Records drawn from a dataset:
────────────────────
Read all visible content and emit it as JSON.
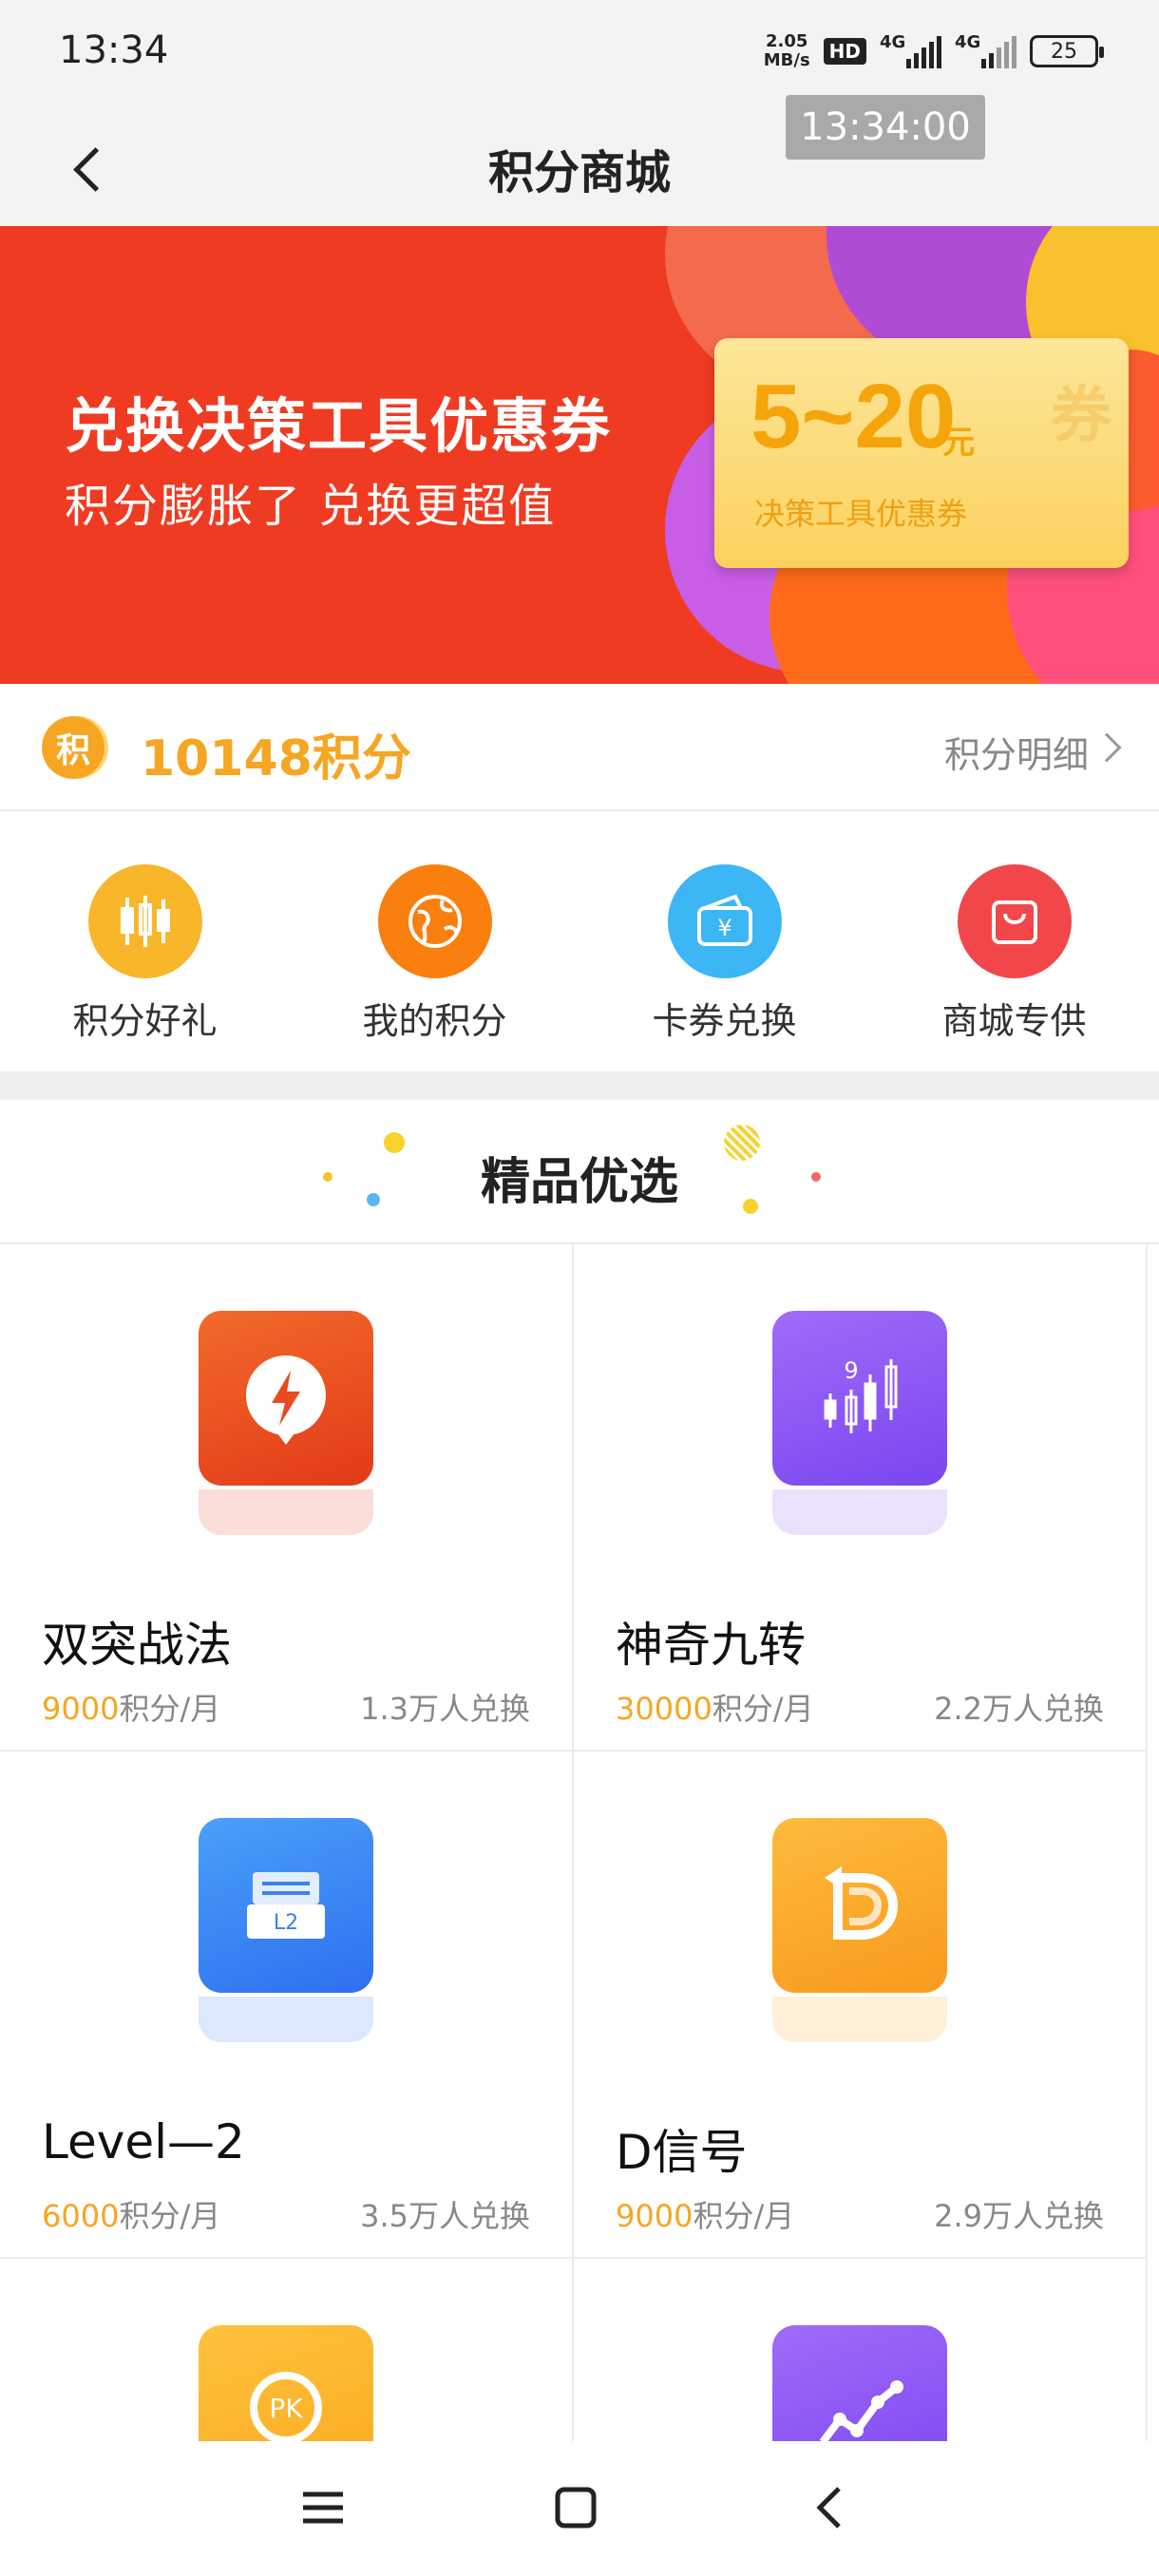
{
  "status_bar": {
    "time": "13:34",
    "speed_top": "2.05",
    "speed_unit": "MB/s",
    "hd_label": "HD",
    "network_1": "4G",
    "network_2": "4G",
    "battery": "25"
  },
  "header": {
    "title": "积分商城",
    "overlay_time": "13:34:00"
  },
  "banner": {
    "title": "兑换决策工具优惠券",
    "subtitle": "积分膨胀了 兑换更超值",
    "coupon_amount": "5~20",
    "coupon_unit": "元",
    "coupon_desc": "决策工具优惠券",
    "coupon_stub": "券",
    "colors": {
      "background": "#ef3b22",
      "coupon": "#fbd25d",
      "coupon_text": "#f5a50b"
    }
  },
  "points": {
    "icon_char": "积",
    "value": "10148积分",
    "detail_link": "积分明细"
  },
  "quick_actions": [
    {
      "label": "积分好礼",
      "icon": "candlestick-icon",
      "color": "#f8b62b"
    },
    {
      "label": "我的积分",
      "icon": "globe-icon",
      "color": "#f97f0f"
    },
    {
      "label": "卡券兑换",
      "icon": "wallet-icon",
      "color": "#3cb6f5"
    },
    {
      "label": "商城专供",
      "icon": "shopping-bag-icon",
      "color": "#f2474a"
    }
  ],
  "section": {
    "title": "精品优选"
  },
  "products": [
    {
      "name": "双突战法",
      "points": "9000",
      "unit": "积分/月",
      "count": "1.3万人兑换",
      "icon": "lightning-icon",
      "color": "#ea4a1f"
    },
    {
      "name": "神奇九转",
      "points": "30000",
      "unit": "积分/月",
      "count": "2.2万人兑换",
      "icon": "nine-turn-chart-icon",
      "color": "#8a5cf6"
    },
    {
      "name": "Level—2",
      "points": "6000",
      "unit": "积分/月",
      "count": "3.5万人兑换",
      "icon": "level2-icon",
      "color": "#3b82f0"
    },
    {
      "name": "D信号",
      "points": "9000",
      "unit": "积分/月",
      "count": "2.9万人兑换",
      "icon": "d-signal-icon",
      "color": "#fbaa2a"
    },
    {
      "name": "",
      "points": "",
      "unit": "",
      "count": "",
      "icon": "pk-icon",
      "color": "#fbb72e"
    },
    {
      "name": "",
      "points": "",
      "unit": "",
      "count": "",
      "icon": "trend-chart-icon",
      "color": "#8a5cf6"
    }
  ],
  "pk_label": "PK",
  "level2_label": "L2",
  "nine_label": "9"
}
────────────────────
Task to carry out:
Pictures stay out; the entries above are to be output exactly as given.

Your solution:
Read all visible content and emit it as JSON.
{
  "status_bar": {
    "time": "13:34",
    "speed_top": "2.05",
    "speed_unit": "MB/s",
    "hd_label": "HD",
    "network_1": "4G",
    "network_2": "4G",
    "battery": "25"
  },
  "header": {
    "title": "积分商城",
    "overlay_time": "13:34:00"
  },
  "banner": {
    "title": "兑换决策工具优惠券",
    "subtitle": "积分膨胀了 兑换更超值",
    "coupon_amount": "5~20",
    "coupon_unit": "元",
    "coupon_desc": "决策工具优惠券",
    "coupon_stub": "券",
    "colors": {
      "background": "#ef3b22",
      "coupon": "#fbd25d",
      "coupon_text": "#f5a50b"
    }
  },
  "points": {
    "icon_char": "积",
    "value": "10148积分",
    "detail_link": "积分明细"
  },
  "quick_actions": [
    {
      "label": "积分好礼",
      "icon": "candlestick-icon",
      "color": "#f8b62b"
    },
    {
      "label": "我的积分",
      "icon": "globe-icon",
      "color": "#f97f0f"
    },
    {
      "label": "卡券兑换",
      "icon": "wallet-icon",
      "color": "#3cb6f5"
    },
    {
      "label": "商城专供",
      "icon": "shopping-bag-icon",
      "color": "#f2474a"
    }
  ],
  "section": {
    "title": "精品优选"
  },
  "products": [
    {
      "name": "双突战法",
      "points": "9000",
      "unit": "积分/月",
      "count": "1.3万人兑换",
      "icon": "lightning-icon",
      "color": "#ea4a1f"
    },
    {
      "name": "神奇九转",
      "points": "30000",
      "unit": "积分/月",
      "count": "2.2万人兑换",
      "icon": "nine-turn-chart-icon",
      "color": "#8a5cf6"
    },
    {
      "name": "Level—2",
      "points": "6000",
      "unit": "积分/月",
      "count": "3.5万人兑换",
      "icon": "level2-icon",
      "color": "#3b82f0"
    },
    {
      "name": "D信号",
      "points": "9000",
      "unit": "积分/月",
      "count": "2.9万人兑换",
      "icon": "d-signal-icon",
      "color": "#fbaa2a"
    },
    {
      "name": "",
      "points": "",
      "unit": "",
      "count": "",
      "icon": "pk-icon",
      "color": "#fbb72e"
    },
    {
      "name": "",
      "points": "",
      "unit": "",
      "count": "",
      "icon": "trend-chart-icon",
      "color": "#8a5cf6"
    }
  ],
  "pk_label": "PK",
  "level2_label": "L2",
  "nine_label": "9"
}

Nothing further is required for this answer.